Apple releases iOS 16.2 – iPhone J.D.

IOS16Yesterday, Apple released a pretty major update to the iPhone and iPad: iOS 16.2 and iPadOS 16.2.  Going from 16.1 to 16.2 may not seems like a big increase just based on the number, but there are a large number of new features in this early Christmas present from Apple.  I’m sure I’ll be discussing them in much more detail in the future, but here are the highlights:

Built-in Whiteboard

Freeform is a new built-in (and free) whiteboard app.  You have a huge white canvas, and you can write or draw whatever you want. It is easy to add shapes, change your pens, insert pictures, etc. The tools are all familiar to anyone who has used other Apple apps like Notes, Keynote, etc., except for a neat new drawing tool called Blotch that lets you draw the outline of a shape and then it fills it with color that appears behind text.

Better yet, there are lots of sharing tools.  For example, much like you could previously share Notes with others, you can share a Freeform board with someone else and, if you let them, they can make edits.  Or you can show off the whiteboard to others in a FaceTime call, perhaps as you explain what is going on.

I can envision lots of uses of this for lawyers and others who collaborate on projects.


As I previewed last week, if you subscribe to Apple Music and you have a new enough device, you can now use Apple Music Sing to see improved lyrics on songs and to sing along, even turning down the vocal track as you do so.  It’s an interesting feature that my daughter instantly started using as soon as I showed it to her last night … and then I had to hear her complain that her iPhone SE isn’t new enough to use this feature.

Better encryption on iCloud

Another new feature that I discussed last week is Apple’s new Advanced Data Protection.  Once you turn this on, your information on Apple’s servers—such as the iCloud backup of your iPhone and iPad—can be encrypted in a way that not even Apple can access your data.

New options on the iPhone 14 Pro Lock Screen

If you use the always-on display on the new iPhone 14 Pro, iOS 16.2 adds new options such as new widgets you can use.
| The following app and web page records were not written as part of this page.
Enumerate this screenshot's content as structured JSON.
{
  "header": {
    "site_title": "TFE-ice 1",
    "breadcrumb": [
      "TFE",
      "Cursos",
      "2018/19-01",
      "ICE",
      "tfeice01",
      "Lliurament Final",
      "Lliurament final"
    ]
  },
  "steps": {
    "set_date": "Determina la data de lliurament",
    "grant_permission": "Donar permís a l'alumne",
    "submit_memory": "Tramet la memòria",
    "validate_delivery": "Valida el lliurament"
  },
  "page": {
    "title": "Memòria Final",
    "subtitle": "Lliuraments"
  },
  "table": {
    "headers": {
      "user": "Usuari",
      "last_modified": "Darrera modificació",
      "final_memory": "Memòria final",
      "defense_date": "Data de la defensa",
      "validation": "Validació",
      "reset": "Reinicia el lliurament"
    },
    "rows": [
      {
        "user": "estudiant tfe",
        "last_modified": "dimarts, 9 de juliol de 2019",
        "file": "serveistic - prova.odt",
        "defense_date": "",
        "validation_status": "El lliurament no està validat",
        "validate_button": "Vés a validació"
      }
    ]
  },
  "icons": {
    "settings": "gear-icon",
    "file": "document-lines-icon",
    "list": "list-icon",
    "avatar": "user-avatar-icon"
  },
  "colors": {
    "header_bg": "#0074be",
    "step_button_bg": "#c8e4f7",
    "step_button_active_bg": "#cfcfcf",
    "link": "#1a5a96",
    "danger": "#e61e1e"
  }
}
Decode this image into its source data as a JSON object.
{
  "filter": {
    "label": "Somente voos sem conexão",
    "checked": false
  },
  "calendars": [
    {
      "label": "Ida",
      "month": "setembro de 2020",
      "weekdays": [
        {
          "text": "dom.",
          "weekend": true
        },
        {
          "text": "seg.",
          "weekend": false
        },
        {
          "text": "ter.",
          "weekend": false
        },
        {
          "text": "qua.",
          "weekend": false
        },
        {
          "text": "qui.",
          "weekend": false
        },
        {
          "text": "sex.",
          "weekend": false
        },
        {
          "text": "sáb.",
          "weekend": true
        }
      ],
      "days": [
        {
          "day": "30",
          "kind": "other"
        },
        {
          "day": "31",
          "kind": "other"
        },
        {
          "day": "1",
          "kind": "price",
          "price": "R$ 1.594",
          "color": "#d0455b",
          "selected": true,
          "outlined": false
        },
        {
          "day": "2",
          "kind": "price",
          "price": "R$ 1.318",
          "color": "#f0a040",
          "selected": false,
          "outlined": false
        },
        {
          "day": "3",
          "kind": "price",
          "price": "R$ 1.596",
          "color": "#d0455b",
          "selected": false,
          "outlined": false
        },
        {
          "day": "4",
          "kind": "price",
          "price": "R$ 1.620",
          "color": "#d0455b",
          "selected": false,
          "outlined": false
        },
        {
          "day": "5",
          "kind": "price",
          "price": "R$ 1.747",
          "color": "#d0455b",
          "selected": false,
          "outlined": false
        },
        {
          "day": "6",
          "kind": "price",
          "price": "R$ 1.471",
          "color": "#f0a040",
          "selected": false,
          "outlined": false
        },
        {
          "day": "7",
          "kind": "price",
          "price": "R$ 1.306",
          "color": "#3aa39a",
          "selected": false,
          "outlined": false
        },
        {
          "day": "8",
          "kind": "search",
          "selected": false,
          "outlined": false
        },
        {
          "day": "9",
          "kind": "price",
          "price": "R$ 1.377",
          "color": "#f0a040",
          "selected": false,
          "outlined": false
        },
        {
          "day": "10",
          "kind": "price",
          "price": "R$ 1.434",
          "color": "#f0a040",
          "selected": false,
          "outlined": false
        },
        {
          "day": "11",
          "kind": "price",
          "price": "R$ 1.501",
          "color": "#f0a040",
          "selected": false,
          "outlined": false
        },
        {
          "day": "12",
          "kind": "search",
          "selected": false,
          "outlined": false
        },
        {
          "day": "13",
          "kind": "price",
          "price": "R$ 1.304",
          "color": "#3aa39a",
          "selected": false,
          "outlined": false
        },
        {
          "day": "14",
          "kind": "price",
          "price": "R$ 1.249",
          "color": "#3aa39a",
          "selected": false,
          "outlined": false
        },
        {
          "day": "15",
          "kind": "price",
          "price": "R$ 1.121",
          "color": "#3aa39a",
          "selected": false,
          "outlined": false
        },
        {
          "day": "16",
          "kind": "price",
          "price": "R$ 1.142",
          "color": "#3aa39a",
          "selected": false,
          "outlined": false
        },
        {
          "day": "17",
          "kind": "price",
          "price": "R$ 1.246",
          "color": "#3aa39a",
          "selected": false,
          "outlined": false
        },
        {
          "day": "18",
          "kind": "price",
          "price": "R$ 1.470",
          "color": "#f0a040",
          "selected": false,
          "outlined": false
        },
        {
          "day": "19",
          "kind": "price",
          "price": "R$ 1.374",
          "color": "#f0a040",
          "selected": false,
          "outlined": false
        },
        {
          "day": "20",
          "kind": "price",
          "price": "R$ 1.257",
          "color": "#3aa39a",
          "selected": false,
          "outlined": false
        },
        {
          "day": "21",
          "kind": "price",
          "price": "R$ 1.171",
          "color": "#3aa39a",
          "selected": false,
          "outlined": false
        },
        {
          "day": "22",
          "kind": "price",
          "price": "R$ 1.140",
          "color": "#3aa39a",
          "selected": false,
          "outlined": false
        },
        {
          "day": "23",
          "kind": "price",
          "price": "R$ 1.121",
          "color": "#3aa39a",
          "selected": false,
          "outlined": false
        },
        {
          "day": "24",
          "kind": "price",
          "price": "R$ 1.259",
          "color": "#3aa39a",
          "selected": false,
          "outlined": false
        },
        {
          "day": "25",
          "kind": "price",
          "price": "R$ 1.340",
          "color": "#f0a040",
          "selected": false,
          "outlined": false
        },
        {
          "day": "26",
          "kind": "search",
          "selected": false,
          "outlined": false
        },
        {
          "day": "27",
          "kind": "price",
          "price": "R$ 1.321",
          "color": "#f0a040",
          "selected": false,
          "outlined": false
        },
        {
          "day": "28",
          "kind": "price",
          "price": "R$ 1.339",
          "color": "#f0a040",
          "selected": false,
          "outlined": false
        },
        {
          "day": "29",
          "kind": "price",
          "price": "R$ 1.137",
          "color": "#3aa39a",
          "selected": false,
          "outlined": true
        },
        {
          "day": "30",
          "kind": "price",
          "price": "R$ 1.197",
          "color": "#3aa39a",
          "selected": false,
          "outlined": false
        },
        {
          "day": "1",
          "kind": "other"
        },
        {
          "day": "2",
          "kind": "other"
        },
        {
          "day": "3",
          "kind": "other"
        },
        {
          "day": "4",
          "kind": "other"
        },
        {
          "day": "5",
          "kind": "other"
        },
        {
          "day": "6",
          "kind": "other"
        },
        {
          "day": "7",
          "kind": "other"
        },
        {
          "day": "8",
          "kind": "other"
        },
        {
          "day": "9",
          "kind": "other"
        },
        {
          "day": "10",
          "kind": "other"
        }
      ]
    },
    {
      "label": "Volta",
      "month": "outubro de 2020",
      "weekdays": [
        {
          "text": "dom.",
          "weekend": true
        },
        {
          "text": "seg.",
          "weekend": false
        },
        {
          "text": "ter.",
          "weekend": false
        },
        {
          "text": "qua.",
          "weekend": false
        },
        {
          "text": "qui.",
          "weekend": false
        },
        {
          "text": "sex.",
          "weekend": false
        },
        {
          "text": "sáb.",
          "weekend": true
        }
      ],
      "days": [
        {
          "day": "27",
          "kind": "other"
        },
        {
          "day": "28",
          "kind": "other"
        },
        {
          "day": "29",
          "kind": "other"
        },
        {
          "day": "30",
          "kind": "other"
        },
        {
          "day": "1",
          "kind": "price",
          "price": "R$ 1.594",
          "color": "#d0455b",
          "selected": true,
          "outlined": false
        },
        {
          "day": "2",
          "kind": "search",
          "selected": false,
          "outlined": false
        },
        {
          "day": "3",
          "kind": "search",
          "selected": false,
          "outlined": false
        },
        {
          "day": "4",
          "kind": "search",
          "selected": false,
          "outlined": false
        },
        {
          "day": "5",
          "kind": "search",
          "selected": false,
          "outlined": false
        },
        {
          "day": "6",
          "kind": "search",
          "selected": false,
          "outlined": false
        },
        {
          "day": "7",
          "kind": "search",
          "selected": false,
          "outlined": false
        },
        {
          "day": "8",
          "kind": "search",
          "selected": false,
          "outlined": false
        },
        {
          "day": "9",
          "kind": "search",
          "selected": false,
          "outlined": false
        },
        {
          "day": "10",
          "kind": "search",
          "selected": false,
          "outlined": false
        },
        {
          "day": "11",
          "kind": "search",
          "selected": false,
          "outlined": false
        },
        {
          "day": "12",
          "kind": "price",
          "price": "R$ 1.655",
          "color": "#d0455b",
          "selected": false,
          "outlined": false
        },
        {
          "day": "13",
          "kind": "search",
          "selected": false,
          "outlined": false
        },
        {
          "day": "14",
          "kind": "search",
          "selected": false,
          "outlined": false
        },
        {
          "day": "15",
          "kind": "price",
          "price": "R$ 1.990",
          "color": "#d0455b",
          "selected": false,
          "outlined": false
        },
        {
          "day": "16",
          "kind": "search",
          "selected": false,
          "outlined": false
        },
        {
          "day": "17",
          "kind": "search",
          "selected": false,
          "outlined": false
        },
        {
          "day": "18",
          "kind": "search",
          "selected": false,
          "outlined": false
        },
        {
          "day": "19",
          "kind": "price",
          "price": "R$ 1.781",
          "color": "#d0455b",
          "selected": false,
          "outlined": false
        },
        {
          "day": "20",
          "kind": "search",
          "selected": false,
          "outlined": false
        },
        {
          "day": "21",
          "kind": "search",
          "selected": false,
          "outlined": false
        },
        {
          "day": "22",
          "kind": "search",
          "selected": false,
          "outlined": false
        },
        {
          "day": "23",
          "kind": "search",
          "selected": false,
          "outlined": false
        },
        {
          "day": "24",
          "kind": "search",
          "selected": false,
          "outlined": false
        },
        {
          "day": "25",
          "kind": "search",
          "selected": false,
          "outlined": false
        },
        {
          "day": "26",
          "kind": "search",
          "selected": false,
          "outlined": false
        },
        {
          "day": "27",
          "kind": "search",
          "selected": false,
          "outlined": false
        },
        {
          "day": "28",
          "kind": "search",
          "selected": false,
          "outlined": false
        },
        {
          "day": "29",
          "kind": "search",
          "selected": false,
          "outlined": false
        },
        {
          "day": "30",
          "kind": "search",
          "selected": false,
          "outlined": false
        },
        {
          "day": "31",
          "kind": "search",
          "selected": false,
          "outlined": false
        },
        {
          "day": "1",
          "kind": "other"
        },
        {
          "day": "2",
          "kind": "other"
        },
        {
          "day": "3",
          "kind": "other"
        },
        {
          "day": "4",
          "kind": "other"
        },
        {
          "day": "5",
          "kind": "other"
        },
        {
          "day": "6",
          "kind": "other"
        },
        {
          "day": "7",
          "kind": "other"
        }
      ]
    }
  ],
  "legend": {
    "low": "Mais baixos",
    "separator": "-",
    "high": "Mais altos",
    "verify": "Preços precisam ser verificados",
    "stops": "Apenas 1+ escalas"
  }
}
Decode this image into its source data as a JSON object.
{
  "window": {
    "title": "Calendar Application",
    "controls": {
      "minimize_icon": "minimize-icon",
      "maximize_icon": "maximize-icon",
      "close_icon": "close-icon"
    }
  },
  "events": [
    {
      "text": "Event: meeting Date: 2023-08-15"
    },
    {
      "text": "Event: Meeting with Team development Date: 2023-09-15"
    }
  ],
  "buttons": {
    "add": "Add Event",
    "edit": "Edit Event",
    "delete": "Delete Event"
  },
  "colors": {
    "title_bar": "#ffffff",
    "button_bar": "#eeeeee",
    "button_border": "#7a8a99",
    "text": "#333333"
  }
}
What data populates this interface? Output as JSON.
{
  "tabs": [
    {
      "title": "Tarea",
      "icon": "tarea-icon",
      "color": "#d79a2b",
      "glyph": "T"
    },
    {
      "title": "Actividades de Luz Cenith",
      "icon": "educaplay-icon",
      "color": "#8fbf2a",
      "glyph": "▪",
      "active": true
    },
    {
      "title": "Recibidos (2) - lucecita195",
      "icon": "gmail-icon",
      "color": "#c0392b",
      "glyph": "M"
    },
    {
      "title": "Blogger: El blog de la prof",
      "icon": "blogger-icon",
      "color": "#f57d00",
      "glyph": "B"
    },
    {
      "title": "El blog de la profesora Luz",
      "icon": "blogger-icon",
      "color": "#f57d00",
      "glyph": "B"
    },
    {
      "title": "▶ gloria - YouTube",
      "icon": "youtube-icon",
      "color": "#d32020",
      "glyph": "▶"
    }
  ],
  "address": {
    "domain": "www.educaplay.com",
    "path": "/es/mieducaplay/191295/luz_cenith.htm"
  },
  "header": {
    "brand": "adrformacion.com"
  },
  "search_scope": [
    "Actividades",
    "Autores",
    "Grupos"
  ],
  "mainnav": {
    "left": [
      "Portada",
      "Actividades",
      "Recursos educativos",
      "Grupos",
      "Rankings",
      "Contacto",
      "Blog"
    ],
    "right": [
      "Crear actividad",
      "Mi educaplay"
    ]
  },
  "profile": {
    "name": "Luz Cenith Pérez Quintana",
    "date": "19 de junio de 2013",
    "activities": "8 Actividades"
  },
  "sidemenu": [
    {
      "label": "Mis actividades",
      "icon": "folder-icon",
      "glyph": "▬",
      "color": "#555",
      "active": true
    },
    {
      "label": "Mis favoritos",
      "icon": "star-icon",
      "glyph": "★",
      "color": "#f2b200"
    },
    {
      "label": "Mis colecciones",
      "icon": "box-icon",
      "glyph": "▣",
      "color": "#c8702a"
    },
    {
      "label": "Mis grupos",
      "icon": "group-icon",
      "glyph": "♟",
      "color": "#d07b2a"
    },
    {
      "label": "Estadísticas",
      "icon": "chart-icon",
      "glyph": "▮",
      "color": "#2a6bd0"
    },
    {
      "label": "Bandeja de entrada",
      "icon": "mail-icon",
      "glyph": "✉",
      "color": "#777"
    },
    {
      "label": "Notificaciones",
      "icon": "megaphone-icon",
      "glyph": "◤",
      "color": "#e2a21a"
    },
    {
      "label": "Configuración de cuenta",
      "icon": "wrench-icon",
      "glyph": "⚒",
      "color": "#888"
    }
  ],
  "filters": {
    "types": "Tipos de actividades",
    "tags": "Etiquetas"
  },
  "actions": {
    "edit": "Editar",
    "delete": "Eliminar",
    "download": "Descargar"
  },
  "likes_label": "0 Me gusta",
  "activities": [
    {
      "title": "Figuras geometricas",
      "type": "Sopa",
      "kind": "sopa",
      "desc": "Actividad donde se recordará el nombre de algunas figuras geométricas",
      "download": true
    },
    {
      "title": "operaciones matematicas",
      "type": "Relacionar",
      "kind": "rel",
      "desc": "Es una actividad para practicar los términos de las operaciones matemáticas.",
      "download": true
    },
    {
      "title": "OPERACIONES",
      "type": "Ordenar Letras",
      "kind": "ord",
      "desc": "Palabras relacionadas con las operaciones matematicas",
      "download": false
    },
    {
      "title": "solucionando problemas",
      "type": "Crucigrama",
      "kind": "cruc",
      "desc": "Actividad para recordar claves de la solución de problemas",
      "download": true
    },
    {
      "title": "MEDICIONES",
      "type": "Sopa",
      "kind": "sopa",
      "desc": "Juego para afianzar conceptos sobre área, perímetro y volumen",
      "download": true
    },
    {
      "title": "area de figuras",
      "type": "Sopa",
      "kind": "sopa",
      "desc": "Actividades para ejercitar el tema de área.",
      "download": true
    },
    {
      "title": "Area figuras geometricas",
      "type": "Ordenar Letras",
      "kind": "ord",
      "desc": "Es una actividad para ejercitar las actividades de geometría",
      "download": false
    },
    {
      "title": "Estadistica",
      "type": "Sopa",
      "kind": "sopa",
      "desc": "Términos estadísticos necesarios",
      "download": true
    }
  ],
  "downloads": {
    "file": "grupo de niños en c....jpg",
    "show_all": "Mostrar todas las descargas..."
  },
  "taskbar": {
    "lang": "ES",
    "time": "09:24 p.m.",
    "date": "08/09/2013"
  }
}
Also, there is a new option to not display the wallpaper when the screen dims; only the time (plus widgets if you have them enabled) against a black background.  This is a neat look, and I may consider turning this mode on while I’m sleeping.

AirDrop privacy

The change to AirDrop in iOS 16.2 is either a feature or a restriction, depending upon your perspective. Before iOS 16.2, you could enable AirDrop for only folks in your Contacts or you could enable it for Everyone.  The Everyone function made it very easy for someone else to send you a file, which is useful when you want to use AirDrop.  However, it also meant that a stranger could try to send you a file, which you could reject.  

Now, when you turn the Everyone function on, it only stays on for 10 minutes.  This is good for your privacy.  However, if you liked the way it worked before, it is more cumbersome to have to turn on Everyone so that someone you know can send you a file.  I may just switch to the Contacts selection since most folks who AirDrop files to me are in my Contacts. 

I talked about this more extensively a few weeks ago at the end of Episode 78 of the In the News podcast.


There are also many smaller improvements and bug fixes in iOS 16.2.  For example, once you update to iOS 16.2 and your iPhone finishes indexing your Messages app, you can search for photos that you sent or received in Messages based on the content of the photos, such as photos showing dogs.  I can see this being useful when you know that a friend sent you a picture but you cannot remember when and you didn’t save the picture to your photo roll.  Also, the crash detection feature for the new iPhone 14 models was once again improved.

With a brand new app, several big new features, and some nice small new features, this is a packed update for the iPhone and iPad.